Segment Open
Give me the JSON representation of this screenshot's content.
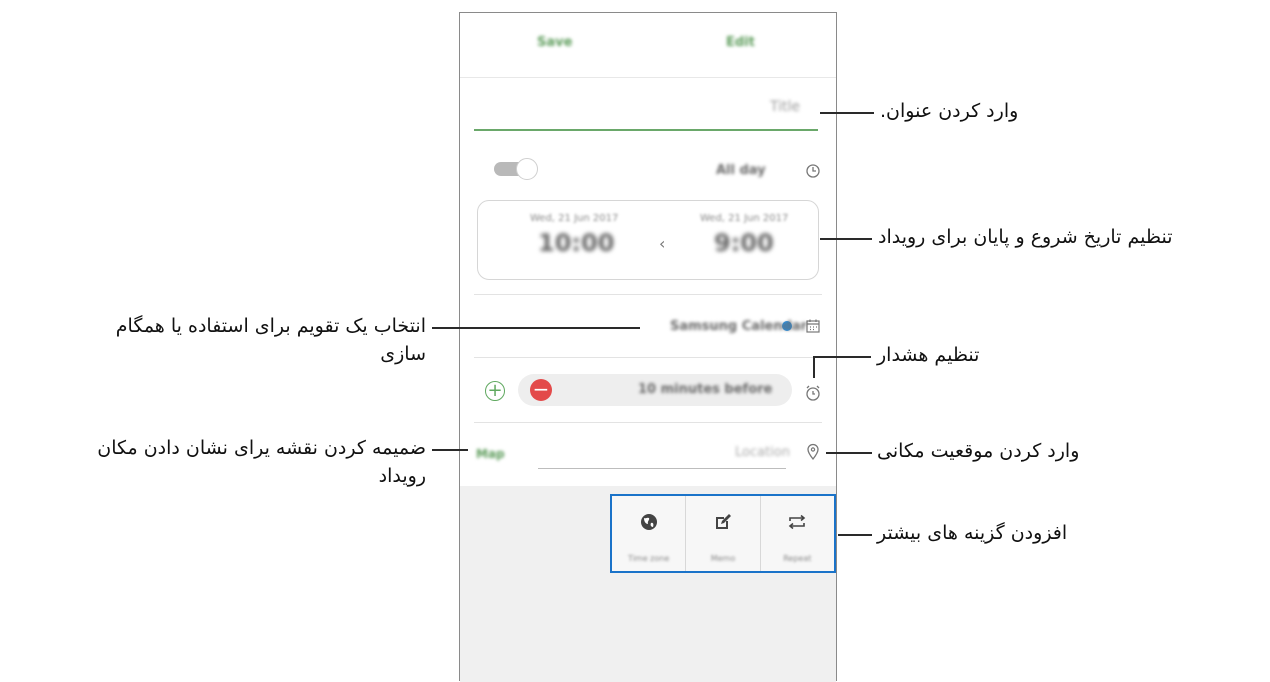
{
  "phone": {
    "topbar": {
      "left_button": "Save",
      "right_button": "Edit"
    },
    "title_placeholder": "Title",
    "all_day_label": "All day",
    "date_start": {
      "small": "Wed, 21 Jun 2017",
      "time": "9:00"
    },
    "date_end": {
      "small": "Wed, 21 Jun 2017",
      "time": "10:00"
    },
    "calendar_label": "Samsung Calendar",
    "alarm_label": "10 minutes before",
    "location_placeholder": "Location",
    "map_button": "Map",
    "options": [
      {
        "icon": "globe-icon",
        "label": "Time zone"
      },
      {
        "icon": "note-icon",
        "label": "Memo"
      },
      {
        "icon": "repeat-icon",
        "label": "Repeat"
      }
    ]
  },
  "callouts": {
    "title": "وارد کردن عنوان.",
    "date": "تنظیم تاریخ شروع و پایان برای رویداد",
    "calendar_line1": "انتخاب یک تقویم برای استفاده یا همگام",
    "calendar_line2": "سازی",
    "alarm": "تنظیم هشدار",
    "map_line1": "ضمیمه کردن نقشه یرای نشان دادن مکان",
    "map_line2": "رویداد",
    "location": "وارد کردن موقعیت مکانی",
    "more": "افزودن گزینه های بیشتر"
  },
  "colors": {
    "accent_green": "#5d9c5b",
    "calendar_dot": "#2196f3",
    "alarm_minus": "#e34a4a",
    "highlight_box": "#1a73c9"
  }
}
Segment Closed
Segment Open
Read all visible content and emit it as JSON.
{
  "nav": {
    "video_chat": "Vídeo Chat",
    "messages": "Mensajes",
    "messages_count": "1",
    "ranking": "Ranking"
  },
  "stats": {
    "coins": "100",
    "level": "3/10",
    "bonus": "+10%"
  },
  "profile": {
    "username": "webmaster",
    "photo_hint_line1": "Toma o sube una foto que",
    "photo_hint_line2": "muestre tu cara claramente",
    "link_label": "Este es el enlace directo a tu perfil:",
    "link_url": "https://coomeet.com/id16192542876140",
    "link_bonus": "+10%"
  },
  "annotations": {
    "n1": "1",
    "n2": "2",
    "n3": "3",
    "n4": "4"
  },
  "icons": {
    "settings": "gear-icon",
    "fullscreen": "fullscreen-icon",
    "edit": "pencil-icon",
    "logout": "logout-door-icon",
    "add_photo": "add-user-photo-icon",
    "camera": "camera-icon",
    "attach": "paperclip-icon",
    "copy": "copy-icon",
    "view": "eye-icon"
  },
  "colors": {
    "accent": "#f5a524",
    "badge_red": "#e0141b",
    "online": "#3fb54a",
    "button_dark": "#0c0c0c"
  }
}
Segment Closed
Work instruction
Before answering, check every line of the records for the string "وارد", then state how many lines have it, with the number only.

Response area
2